Balkan brass music is a lot different than brass music from, say, New Orleans or Vienna – it’s dark, slashing, vicious stuff. It’s also a competitive sport. As recently documented in the film Brasslands – whose amazing soundtrack Raya Brass Band contributes to, mightily -many of the best bands from across Eastern Europe polish their sizzling chops by battling it out with their neighbors. And while Raya Brass Band are not from Serbia or Macedonia but from Brooklyn, their latest album This Train Is Now is battle-ready. It’s a lot different from their first two albums, which, looking back, sound a lot more feral, almost punk in places. Which is not to say that the new album is slicker, or any less ferocious, only that the band chooses their spots to get completely unhinged: the music is lot more dynamic. The other difference is that all but two of the cuts on the new album are originals rather than Balkan or Romany classics. As brilliant as their previous one, Dancing on Roses, Dancing on Cinders was (it ranked in the top three albums of 2012 here last year), this is better. And that’s saying a lot. Alto saxophonist Greg Squared, trumpeter Ben Syversen, slinky virtuoso tuba player Don Godwin, accordionist Matthew Fass and standup tupan drummer EJ Fry showed off some great chops last time out; this is world-class.
Here, both horn players typically use Balkan chromatic scales more than they rely on microtones, saving those otherworldly sonics for when they really want to go for the jugular. Greg Squared’s Locks and Latches opens the album with a series of rapidfire doublestops, its funky trip-hop pulse lit up by a long, sinuous Syversen solo. Syversen’s big anthemic title track makes its way up from a biting, funky sway, spiced with a tightly clustering accordion solo. They work a lot of funky, suspenseful syncopation on the aptly tilted Riff Cloud, Syversen picking up from a broodingly insistent sax solo and then wailing upward.
Let the Crickets Decide, another Greg Squared tune, is arguably the album’s best track: there’s a whole lot going on here. Syversen bubbles evilly over an ominous low sax note, followed by a mysterious sax solo that eventually goes screaming with the bent notes and microtones…and then they sprint to the finish line. Tsamika Tarragona, by Godwin, alternates between warmly soulful and biting, with a brief carnivalesque interlude. Bump, by Syversen, is the album’s catchiest track, emphatically anchored by the accordion alongside Godwin’s unexpectedly nimble, tiptoeing pulse, Syversen taking a turn to swoop and weave through a mist of microtones.

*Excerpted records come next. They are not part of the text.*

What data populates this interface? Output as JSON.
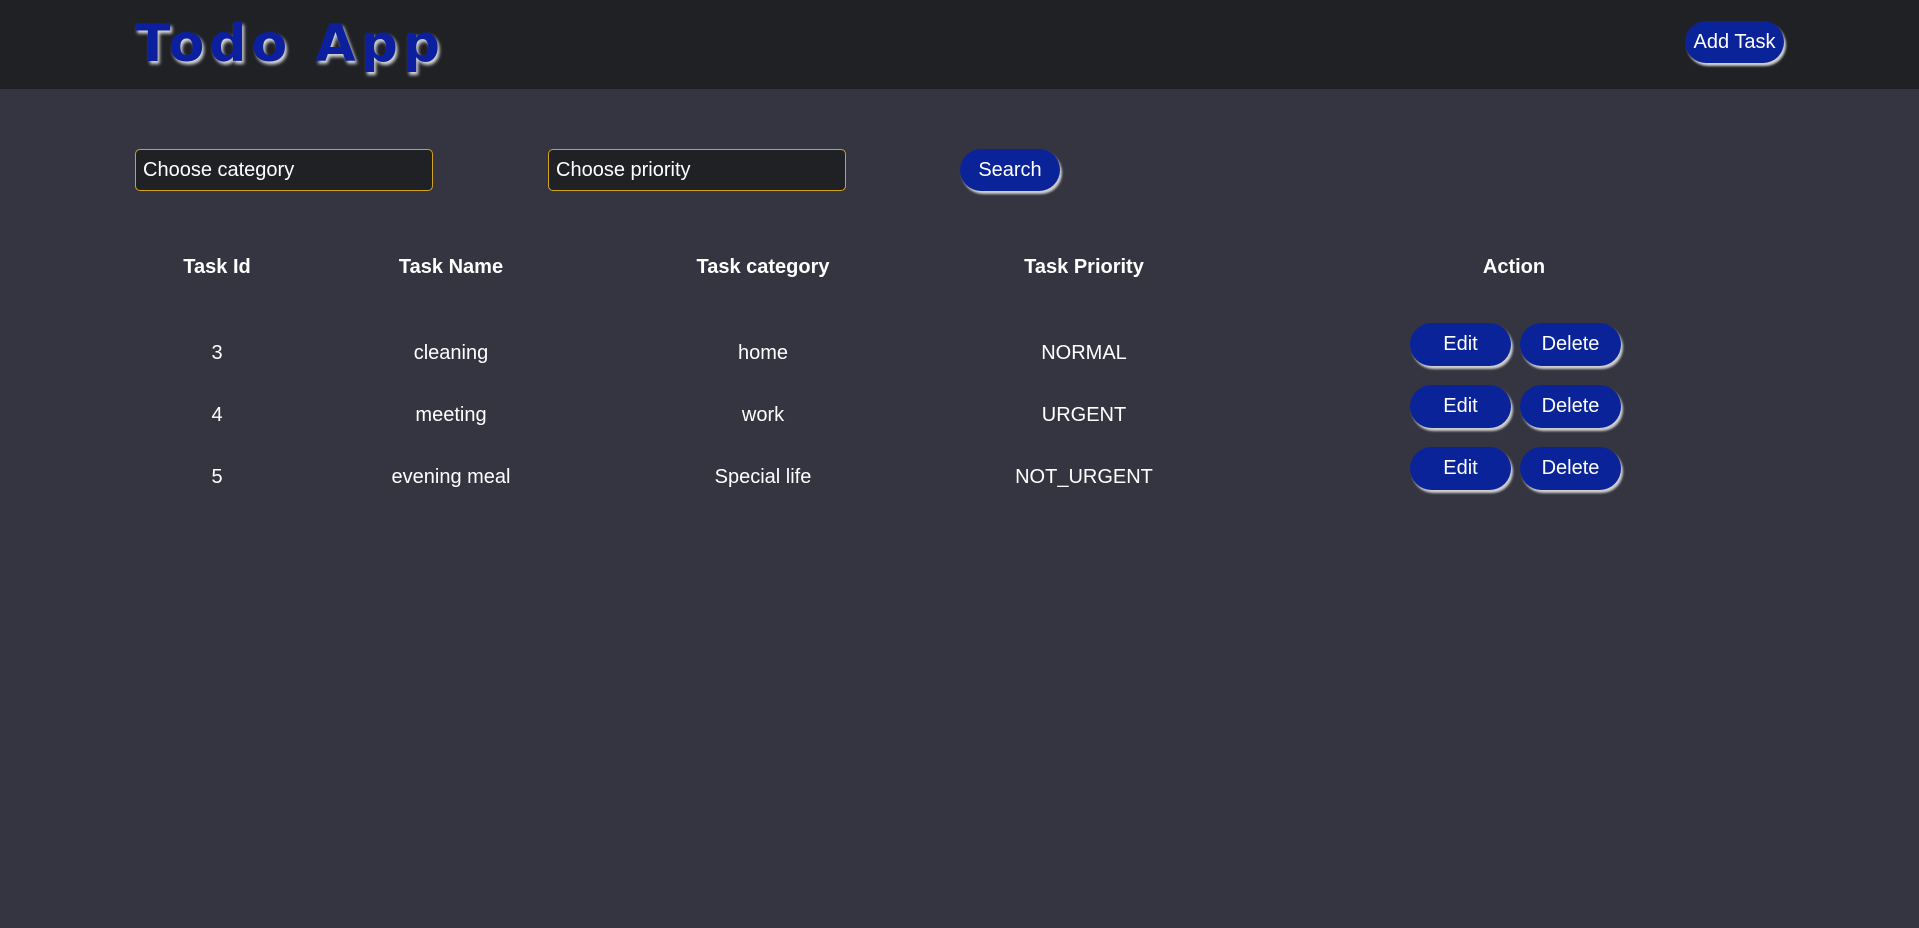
{
  "header": {
    "title": "Todo App",
    "add_task_label": "Add Task"
  },
  "filters": {
    "category_placeholder": "Choose category",
    "priority_placeholder": "Choose priority",
    "search_label": "Search"
  },
  "table": {
    "columns": [
      "Task Id",
      "Task Name",
      "Task category",
      "Task Priority",
      "Action"
    ],
    "rows": [
      {
        "id": "3",
        "name": "cleaning",
        "category": "home",
        "priority": "NORMAL",
        "edit": "Edit",
        "delete": "Delete"
      },
      {
        "id": "4",
        "name": "meeting",
        "category": "work",
        "priority": "URGENT",
        "edit": "Edit",
        "delete": "Delete"
      },
      {
        "id": "5",
        "name": "evening meal",
        "category": "Special life",
        "priority": "NOT_URGENT",
        "edit": "Edit",
        "delete": "Delete"
      }
    ]
  },
  "colors": {
    "accent": "#0a2399",
    "select_border": "#cfa31d",
    "page_bg": "#353541",
    "topbar_bg": "#202125"
  }
}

Bloody Knuckles, by Greg Squared, is a cage match of sorts between the horns, locked in combat or exchanging lively riffage: the fun these guys are having is irresistible, through all kinds of intricate time changes to yet another long, killer Syversen solo. For Mia, by Fass, makes quite a contrast with its lullaby intro, building to a gorgeously creepy accordion solo that the horns pick up from there. There are two traditional tunes here: a brisk, bristling take of the Macedonian tune Shapkarevo Kasapsko Oro, which manages to be just a little more polished than the tracks on the previous album; and the famous Roma Karsilama, with its animated call-and-response and aggressive trumpet solo. The album ends with Greg Squared’s Segan Sirto, which begins allusively and then hits its evil stride over Godwin’s slinky groove, the song’s writer taking the most exhilirating, dynamically-charged solo on the album: the way he weaves from smoky to crystalline will give you goosebumps. Is this the best album by a New York band in 2013? Maybe. Raya Brass Band’s next New York show is on Oct 12 at 9 PM at the Ukrainian National Home, 140 2nd Ave. off of 9th St.; cover is $15.